    At TCU, the average amount of aid awarded is $8,592 annually and Hispanic students receive an average of $9,885, said Mike Scott, director of financial aid.

    The Excelencia in Education study reports on average both Asian-American students and African-American students are receiving higher average award packages than Hispanic students: $7,620 and $6,933 respectively compared to the $6,250 Hispanics receive in aid.

    One way to solve the problem of Hispanics receiving less aid is to create outreach programs to get information on financial aid options out to the Hispanic community, according to the Excelencia in Education study.

    An example of this is TCU’s Community Scholar Program. Former Chancellor Michael Ferrari’s Council on Diversity created the Community Scholar Program in 1999 as a way to increase diversity.

    The program finds students of color who demonstrate academic excellence and leadership skills and awards them the funding they need to succeed at TCU, according to the program’s Web site.

    Scott said TCU is working hard to increase diversity on campus.

    “We’re looking at how we can do that ethically and fairly,” Scott said.

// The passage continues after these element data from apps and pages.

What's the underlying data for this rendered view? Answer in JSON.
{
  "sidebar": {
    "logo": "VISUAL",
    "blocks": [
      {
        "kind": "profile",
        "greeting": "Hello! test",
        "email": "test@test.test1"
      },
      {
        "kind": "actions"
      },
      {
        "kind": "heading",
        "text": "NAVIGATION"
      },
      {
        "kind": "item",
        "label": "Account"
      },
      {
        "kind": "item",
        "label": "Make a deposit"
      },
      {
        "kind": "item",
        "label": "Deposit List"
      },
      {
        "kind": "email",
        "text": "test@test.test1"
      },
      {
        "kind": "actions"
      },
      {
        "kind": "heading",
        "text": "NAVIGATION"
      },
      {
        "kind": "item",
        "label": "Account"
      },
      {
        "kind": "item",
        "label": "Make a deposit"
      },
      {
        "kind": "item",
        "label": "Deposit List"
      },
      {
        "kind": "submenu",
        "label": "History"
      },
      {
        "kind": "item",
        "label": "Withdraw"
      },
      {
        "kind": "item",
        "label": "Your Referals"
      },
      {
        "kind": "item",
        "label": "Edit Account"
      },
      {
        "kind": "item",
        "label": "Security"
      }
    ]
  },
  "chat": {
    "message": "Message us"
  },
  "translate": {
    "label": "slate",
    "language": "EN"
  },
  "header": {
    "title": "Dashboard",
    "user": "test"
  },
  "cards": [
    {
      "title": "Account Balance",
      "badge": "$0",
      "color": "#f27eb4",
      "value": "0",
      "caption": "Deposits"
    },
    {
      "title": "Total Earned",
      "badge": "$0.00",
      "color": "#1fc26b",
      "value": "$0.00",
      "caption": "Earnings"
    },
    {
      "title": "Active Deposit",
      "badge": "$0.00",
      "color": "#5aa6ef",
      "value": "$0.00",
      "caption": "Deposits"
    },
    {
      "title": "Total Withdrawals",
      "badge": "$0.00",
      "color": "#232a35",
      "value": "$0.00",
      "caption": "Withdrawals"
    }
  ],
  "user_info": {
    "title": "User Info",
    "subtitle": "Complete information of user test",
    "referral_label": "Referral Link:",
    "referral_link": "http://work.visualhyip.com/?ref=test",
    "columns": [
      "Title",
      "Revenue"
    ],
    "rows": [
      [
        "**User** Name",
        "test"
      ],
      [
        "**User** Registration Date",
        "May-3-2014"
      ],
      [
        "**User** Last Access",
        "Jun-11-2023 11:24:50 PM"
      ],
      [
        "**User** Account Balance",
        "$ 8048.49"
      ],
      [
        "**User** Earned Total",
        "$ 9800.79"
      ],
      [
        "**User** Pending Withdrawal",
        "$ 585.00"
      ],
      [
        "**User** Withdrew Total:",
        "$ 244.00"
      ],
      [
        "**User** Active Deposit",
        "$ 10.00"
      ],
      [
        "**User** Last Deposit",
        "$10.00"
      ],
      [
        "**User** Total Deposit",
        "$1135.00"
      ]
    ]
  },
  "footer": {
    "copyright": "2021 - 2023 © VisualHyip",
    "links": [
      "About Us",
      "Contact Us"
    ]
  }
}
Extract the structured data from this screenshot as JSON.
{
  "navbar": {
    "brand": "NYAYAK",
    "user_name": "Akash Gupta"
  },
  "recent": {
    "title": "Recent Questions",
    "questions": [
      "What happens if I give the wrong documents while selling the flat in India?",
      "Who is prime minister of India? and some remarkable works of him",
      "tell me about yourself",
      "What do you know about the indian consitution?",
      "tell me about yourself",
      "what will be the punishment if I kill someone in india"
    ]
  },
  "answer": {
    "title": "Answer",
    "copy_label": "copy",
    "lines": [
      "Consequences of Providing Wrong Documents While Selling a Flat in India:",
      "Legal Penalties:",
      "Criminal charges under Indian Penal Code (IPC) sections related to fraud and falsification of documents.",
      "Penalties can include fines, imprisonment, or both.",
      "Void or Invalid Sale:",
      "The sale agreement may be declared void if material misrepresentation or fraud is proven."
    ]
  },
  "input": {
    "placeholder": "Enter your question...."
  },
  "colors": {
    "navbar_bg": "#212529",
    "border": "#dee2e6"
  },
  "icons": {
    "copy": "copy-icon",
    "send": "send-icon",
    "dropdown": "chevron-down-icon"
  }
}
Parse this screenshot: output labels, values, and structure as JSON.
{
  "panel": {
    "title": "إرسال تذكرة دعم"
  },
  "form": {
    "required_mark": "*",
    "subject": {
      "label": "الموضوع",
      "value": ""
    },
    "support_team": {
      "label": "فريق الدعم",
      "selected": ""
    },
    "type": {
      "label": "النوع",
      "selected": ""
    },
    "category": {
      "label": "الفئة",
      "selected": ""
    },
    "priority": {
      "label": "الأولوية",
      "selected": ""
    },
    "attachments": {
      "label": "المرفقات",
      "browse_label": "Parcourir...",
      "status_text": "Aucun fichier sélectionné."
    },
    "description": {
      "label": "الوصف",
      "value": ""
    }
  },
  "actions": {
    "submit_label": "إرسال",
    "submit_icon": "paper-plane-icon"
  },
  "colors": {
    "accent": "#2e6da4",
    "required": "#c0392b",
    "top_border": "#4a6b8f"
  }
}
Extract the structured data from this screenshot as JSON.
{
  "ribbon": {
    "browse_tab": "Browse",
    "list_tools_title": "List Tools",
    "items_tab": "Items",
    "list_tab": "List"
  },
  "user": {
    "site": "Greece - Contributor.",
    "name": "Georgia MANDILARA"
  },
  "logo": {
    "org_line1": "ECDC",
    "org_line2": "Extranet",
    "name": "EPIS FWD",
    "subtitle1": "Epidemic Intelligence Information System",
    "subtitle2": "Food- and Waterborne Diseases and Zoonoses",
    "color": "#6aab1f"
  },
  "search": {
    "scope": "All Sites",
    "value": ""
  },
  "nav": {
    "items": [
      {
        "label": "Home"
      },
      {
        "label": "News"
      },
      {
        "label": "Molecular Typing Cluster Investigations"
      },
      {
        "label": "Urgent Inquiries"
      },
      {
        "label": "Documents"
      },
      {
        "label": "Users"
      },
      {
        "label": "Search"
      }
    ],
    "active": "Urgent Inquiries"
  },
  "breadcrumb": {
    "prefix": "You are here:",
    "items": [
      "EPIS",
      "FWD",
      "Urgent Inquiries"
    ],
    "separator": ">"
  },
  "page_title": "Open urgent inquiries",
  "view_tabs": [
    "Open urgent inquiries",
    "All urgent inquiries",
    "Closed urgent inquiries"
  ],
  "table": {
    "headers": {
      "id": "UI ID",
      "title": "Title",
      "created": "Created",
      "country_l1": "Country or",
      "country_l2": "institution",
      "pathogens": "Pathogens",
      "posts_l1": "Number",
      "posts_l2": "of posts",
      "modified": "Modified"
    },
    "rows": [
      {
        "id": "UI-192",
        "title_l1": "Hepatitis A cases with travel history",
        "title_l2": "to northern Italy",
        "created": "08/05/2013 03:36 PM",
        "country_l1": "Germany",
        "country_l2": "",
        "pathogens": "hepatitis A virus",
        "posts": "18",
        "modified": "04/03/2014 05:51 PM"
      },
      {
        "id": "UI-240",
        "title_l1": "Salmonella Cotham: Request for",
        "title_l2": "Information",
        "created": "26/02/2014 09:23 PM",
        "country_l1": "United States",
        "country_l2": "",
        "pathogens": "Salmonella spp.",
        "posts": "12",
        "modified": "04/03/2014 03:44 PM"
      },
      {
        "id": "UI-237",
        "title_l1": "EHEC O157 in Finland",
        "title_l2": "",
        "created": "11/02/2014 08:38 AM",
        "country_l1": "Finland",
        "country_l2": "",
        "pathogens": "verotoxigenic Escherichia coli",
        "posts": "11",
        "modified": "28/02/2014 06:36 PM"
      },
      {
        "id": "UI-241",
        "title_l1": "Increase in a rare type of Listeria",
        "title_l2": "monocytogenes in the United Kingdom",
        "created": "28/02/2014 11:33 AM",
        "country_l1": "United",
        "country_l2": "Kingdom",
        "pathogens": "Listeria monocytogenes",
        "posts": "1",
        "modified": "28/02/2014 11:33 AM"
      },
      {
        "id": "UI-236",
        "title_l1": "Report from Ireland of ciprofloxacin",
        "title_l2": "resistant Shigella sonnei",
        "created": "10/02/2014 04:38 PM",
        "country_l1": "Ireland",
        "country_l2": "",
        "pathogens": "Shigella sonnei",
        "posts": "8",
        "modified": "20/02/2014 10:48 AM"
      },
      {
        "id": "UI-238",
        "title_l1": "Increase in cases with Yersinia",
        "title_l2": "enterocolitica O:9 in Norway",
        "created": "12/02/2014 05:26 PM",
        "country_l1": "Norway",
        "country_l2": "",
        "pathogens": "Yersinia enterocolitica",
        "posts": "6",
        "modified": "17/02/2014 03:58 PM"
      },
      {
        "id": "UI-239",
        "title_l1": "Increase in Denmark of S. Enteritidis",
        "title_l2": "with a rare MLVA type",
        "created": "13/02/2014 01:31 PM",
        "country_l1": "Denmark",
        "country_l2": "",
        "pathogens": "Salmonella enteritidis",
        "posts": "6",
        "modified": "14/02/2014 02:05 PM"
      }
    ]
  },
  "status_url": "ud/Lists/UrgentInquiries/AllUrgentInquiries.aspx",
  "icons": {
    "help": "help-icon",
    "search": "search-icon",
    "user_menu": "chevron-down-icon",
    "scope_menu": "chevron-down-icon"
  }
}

    Dean of Admissions Ray Brown said this year’s freshman class is the most diverse in TCU’s history. Of the 7,154 undergraduate students enrolled at TCU, 6.4 percent are Hispanic.

    Scott said this year is the first the university has been able to look at race as a factor in determining admissions and financial aid. Before this year, he said, TCU was under the restriction of the Hopwood Act, which states that universities under the jurisdiction of the 5th U.S. Circuit Court of Appeals could not take race into account in admissions or other institutional decisions.

    “This is something new, so now we’re looking into what do,” Scott said. “We need to figure out what’s the proper way to benefit diversity without harming other students.”

    Although Scott said being able to study different groups on campus is interesting and helpful, he said it is not changing the way aid is awarded at TCU.

    “When we make basic financial aid awards we don’t say more to African-Americans than to Hispanics to meet a diversity quota,” Scott said. “Need is colorblind. When you talk about federal, need-based money, all things are equal.